NHL 12 is a tremendous hockey game that’s sadly marketed around an abysmal new Legends mode. We cheered when we heard that a slew of legendary skaters would make an appearance this year, including names like Gretzky, Lemieux, Roy, and Howe. It’s too bad that the implementation of these guys is only through the Be A Pro mode. First off, if you’ve spent 50+ hours like us doing this in years past, Be A Pro has lost much of its luster. Secondly, there’s no discernable difference when you’re a Legend or a new person that you create; each historic player can be inserted onto any team with its current lineup and schedule. Lastly, you have to start with Roenick and slowly work your way up the ladder to unlock the other Legends. For $60, they should all be available right off the bat. In other words, there’s no magic, only grinding. Lots and lots of grinding.
After we stepped away from the legends on ice, though, our perspective changed for the better. NHL 12’s core 5-on-5 gameplay is as good as it gets, featuring a bevy of key improvements. The puck behaves more like, well, a real puck than ever. No longer will it magically glide along with you while you leisurely wind up for a slap shot; you’d better fire quickly, otherwise it skips away from you. Even better, the physicality of the game is more important. If you park a hulking power forward in front of the net, it’ll take someone of equal or greater strength to get him out of there. Gone are the days when a little sprite like Brian Gionta can have his way with a monster of Dustin Penner’s girth. Vicious battles in the crease are commonplace, and winning them more often than not will translate into goals.
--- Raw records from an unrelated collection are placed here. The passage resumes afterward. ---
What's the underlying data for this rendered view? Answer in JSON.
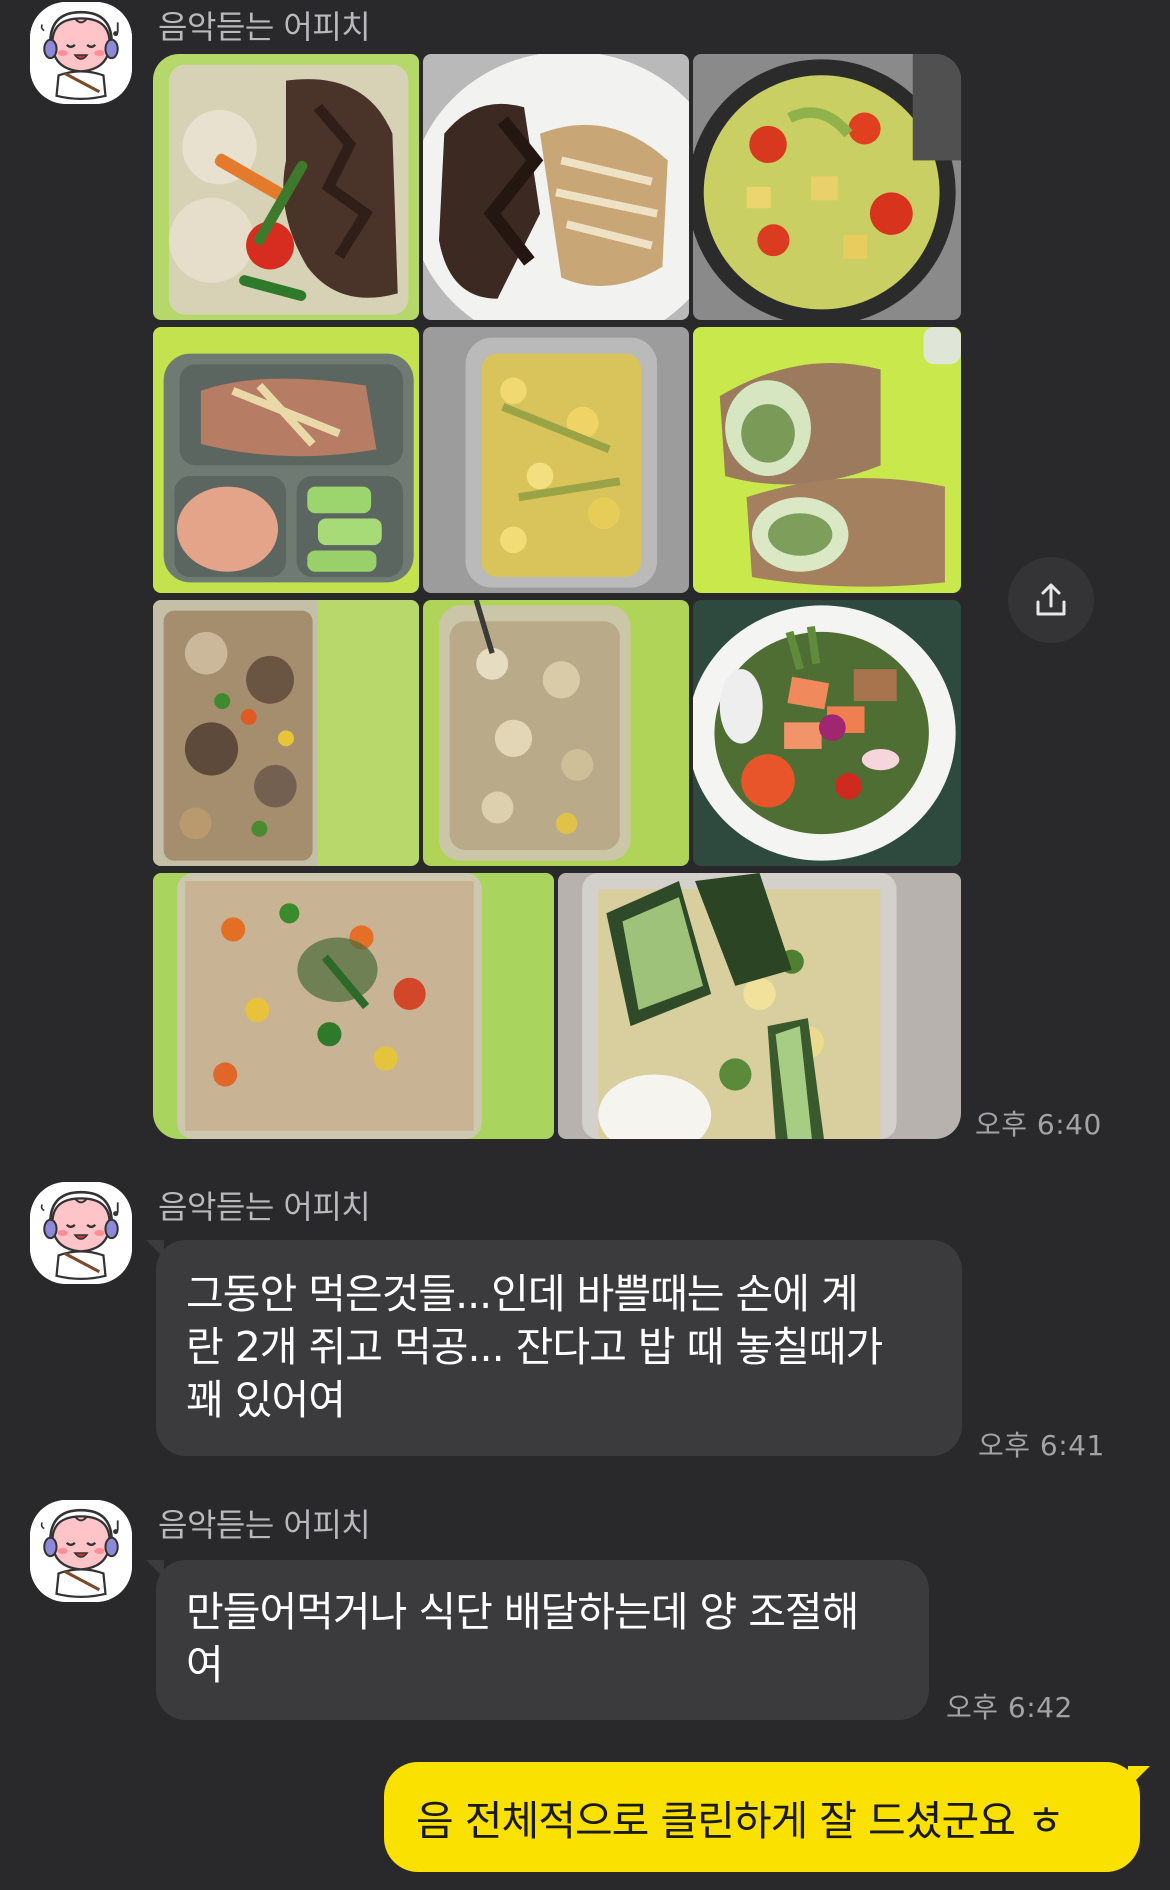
{
  "colors": {
    "background": "#29292b",
    "incoming_bubble": "#3b3b3e",
    "outgoing_bubble": "#fae100",
    "sender_text": "#b9b9bc",
    "timestamp_text": "#a3a3a6"
  },
  "messages": [
    {
      "sender": "음악듣는 어피치",
      "type": "photo-album",
      "photo_count": 11,
      "photos": [
        {
          "subject": "steak rice box"
        },
        {
          "subject": "steak and mushrooms"
        },
        {
          "subject": "stir-fried vegetables in pan"
        },
        {
          "subject": "divided plate meal"
        },
        {
          "subject": "scrambled egg container"
        },
        {
          "subject": "wraps"
        },
        {
          "subject": "beef rice container"
        },
        {
          "subject": "rice and egg container"
        },
        {
          "subject": "salmon poke salad"
        },
        {
          "subject": "vegetable fried rice"
        },
        {
          "subject": "cucumber egg salad"
        }
      ],
      "time": "오후 6:40"
    },
    {
      "sender": "음악듣는 어피치",
      "type": "text",
      "lines": [
        "그동안 먹은것들...인데 바쁠때는 손에 계",
        "란 2개 쥐고 먹공... 잔다고 밥 때 놓칠때가",
        "꽤 있어여"
      ],
      "time": "오후 6:41"
    },
    {
      "sender": "음악듣는 어피치",
      "type": "text",
      "lines": [
        "만들어먹거나 식단 배달하는데 양 조절해",
        "여"
      ],
      "time": "오후 6:42"
    },
    {
      "sender": "me",
      "type": "text",
      "text": "음 전체적으로 클린하게 잘 드셨군요 ㅎ"
    }
  ],
  "icons": {
    "share": "share-icon",
    "avatar": "apeach-avatar-icon"
  }
}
Speaking of brutal confrontations in front of the net, goaltenders are now fair game (so to speak). You can crash into them and attempt to shove them out of the way to catch a lucky break, something that’s been sorely lacking in years past. Naturally, if you’re too obvious about it, you’ll be penalized for it. Even better, there’s plenty of post-whistle slashing you can to do anyone on the ice if you’re ticked off. That really helped us in our quest to make Roenick’s legend story move faster, even at the cost of getting his face rearranged.
There’s so much to NHL 12 that it’s really like four games in one. Traditionalists get to lace up the skates in season, playoff, and franchise modes, online and off. Stat-obsessed general manager wannabes get an updated GM mode that is comparable to PC sport management simulators. Fantasy types get to build an Ultimate Team by purchasing online trading cards, train, heal and organize their team, then play against other user squads at their own pace thanks to smart download technology. Then of course there’s EA Sports Hockey League, a monthly online club-based competition that’s incredibly popular with its core users. Each of those will sustain plenty of gamers through the long winter ahead, even if few players will spend time in all of them.
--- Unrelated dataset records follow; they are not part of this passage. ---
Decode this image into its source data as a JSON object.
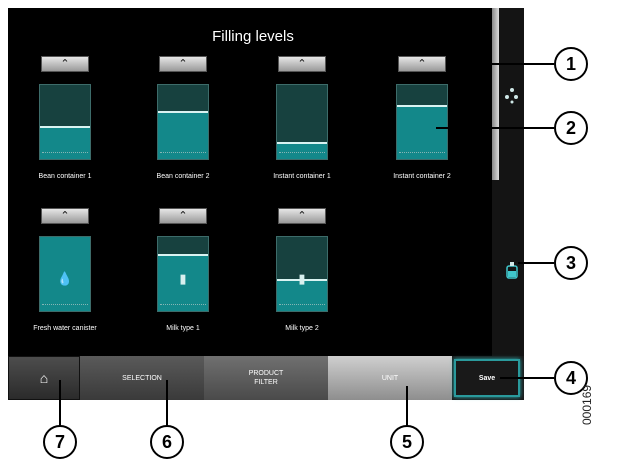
{
  "title": "Filling levels",
  "containers": [
    {
      "label": "Bean container 1",
      "level": 0.42,
      "icon": ""
    },
    {
      "label": "Bean container 2",
      "level": 0.62,
      "icon": ""
    },
    {
      "label": "Instant container 1",
      "level": 0.2,
      "icon": ""
    },
    {
      "label": "Instant container 2",
      "level": 0.7,
      "icon": ""
    },
    {
      "label": "Fresh water canister",
      "level": 1.0,
      "icon": "💧"
    },
    {
      "label": "Milk type 1",
      "level": 0.75,
      "icon": "▮"
    },
    {
      "label": "Milk type 2",
      "level": 0.4,
      "icon": "▮"
    }
  ],
  "up_button_symbol": "⌃",
  "nav": {
    "home_icon": "⌂",
    "selection": "SELECTION",
    "product_filter": "PRODUCT FILTER",
    "unit": "UNIT",
    "save": "Save"
  },
  "sidebar": {
    "top_icon": "drops-icon",
    "bottom_icon": "canister-icon"
  },
  "callouts": [
    "1",
    "2",
    "3",
    "4",
    "5",
    "6",
    "7"
  ],
  "doc_id": "000169",
  "colors": {
    "tank_empty": "#17413f",
    "tank_fill": "#13888a",
    "save_border": "#2a9a9c"
  }
}
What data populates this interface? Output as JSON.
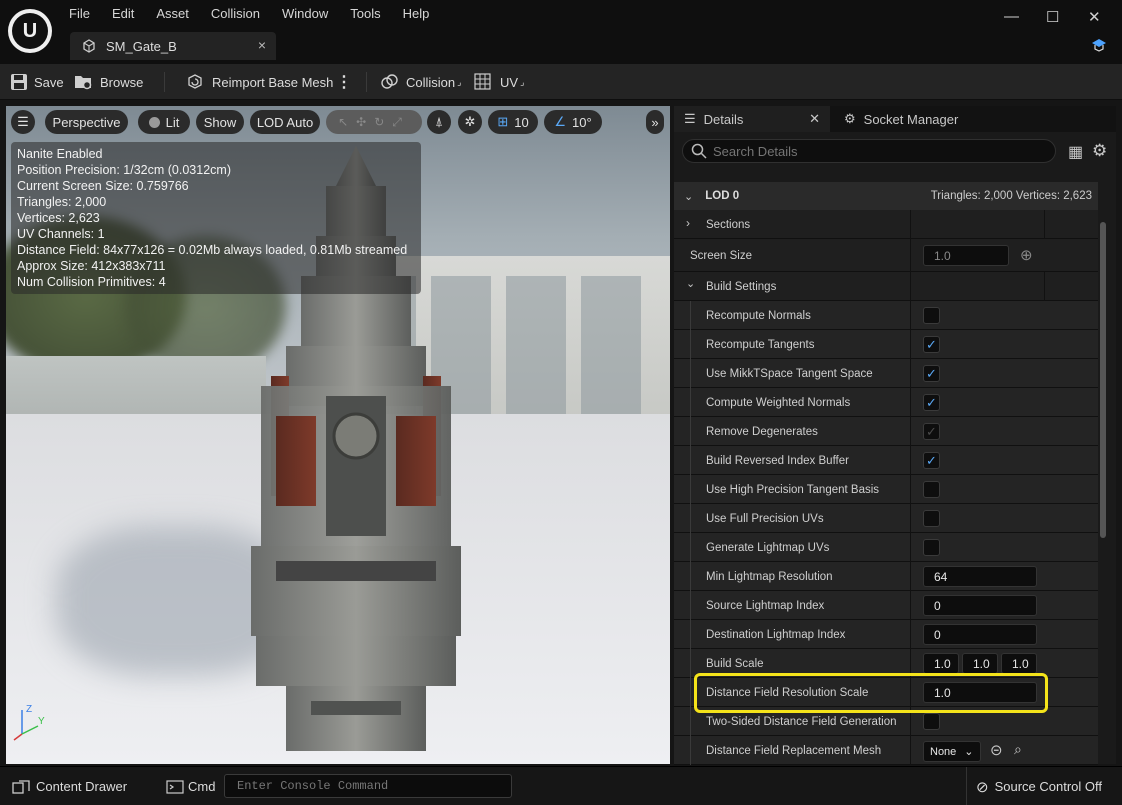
{
  "menu": [
    "File",
    "Edit",
    "Asset",
    "Collision",
    "Window",
    "Tools",
    "Help"
  ],
  "tab": {
    "title": "SM_Gate_B",
    "close": "×"
  },
  "window_controls": {
    "minimize": "—",
    "maximize": "☐",
    "close": "✕"
  },
  "toolbar": {
    "save": "Save",
    "browse": "Browse",
    "reimport": "Reimport Base Mesh",
    "collision": "Collision",
    "uv": "UV"
  },
  "viewport": {
    "perspective": "Perspective",
    "lit": "Lit",
    "show": "Show",
    "lod": "LOD Auto",
    "grid": "10",
    "angle": "10°",
    "stats": [
      "Nanite Enabled",
      "Position Precision: 1/32cm (0.0312cm)",
      "Current Screen Size: 0.759766",
      "Triangles: 2,000",
      "Vertices: 2,623",
      "UV Channels: 1",
      "Distance Field: 84x77x126 = 0.02Mb always loaded, 0.81Mb streamed",
      "Approx Size: 412x383x711",
      "Num Collision Primitives: 4"
    ]
  },
  "panel": {
    "details_tab": "Details",
    "socket_tab": "Socket Manager",
    "search_placeholder": "Search Details",
    "lod_header": "LOD 0",
    "lod_info": "Triangles: 2,000   Vertices: 2,623",
    "sections": "Sections",
    "screen_size_label": "Screen Size",
    "screen_size_value": "1.0",
    "build_settings": "Build Settings",
    "rows": [
      {
        "label": "Recompute Normals",
        "checked": false
      },
      {
        "label": "Recompute Tangents",
        "checked": true
      },
      {
        "label": "Use MikkTSpace Tangent Space",
        "checked": true
      },
      {
        "label": "Compute Weighted Normals",
        "checked": true
      },
      {
        "label": "Remove Degenerates",
        "checked": true,
        "disabled": true
      },
      {
        "label": "Build Reversed Index Buffer",
        "checked": true
      },
      {
        "label": "Use High Precision Tangent Basis",
        "checked": false
      },
      {
        "label": "Use Full Precision UVs",
        "checked": false
      },
      {
        "label": "Generate Lightmap UVs",
        "checked": false
      }
    ],
    "min_lightmap_label": "Min Lightmap Resolution",
    "min_lightmap_value": "64",
    "src_lightmap_label": "Source Lightmap Index",
    "src_lightmap_value": "0",
    "dst_lightmap_label": "Destination Lightmap Index",
    "dst_lightmap_value": "0",
    "build_scale_label": "Build Scale",
    "build_scale_x": "1.0",
    "build_scale_y": "1.0",
    "build_scale_z": "1.0",
    "df_res_label": "Distance Field Resolution Scale",
    "df_res_value": "1.0",
    "two_sided_label": "Two-Sided Distance Field Generation",
    "df_replace_label": "Distance Field Replacement Mesh",
    "df_replace_value": "None"
  },
  "status": {
    "content_drawer": "Content Drawer",
    "cmd": "Cmd",
    "console_placeholder": "Enter Console Command",
    "source_control": "Source Control Off"
  },
  "colors": {
    "accent": "#5aa8f5",
    "highlight": "#f4e31a"
  }
}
The Winter Classic also makes an appearance, a welcome addition even if it’s ultimately a glorified exhibition. It also would have been nice to have this year’s game instead of last season’s, although we know it’s probably a legal issue preventing Citizen’s Bank Park (the Jan 2 2012 site) from appearing. Stinkin’ lawyers.
It would have taken the world’s lousiest miracle to make NHL 12 a bad game. After all, the core gameplay is so solid that their NHL 2K competition said “no mas” and got out of the business. Our only complaint is that EA should have let the Legends simmer for a season or two until a compelling, “holy crap this is awesome” way to integrate the greatest players in history could have been dreamed up. To be frank, the Legends detract from the game more than anything else. We’re much happier now that we’ve bagged our pursuit up that ladder; we’re more content gunning for a Stanley Cup.
Sep 13, 2011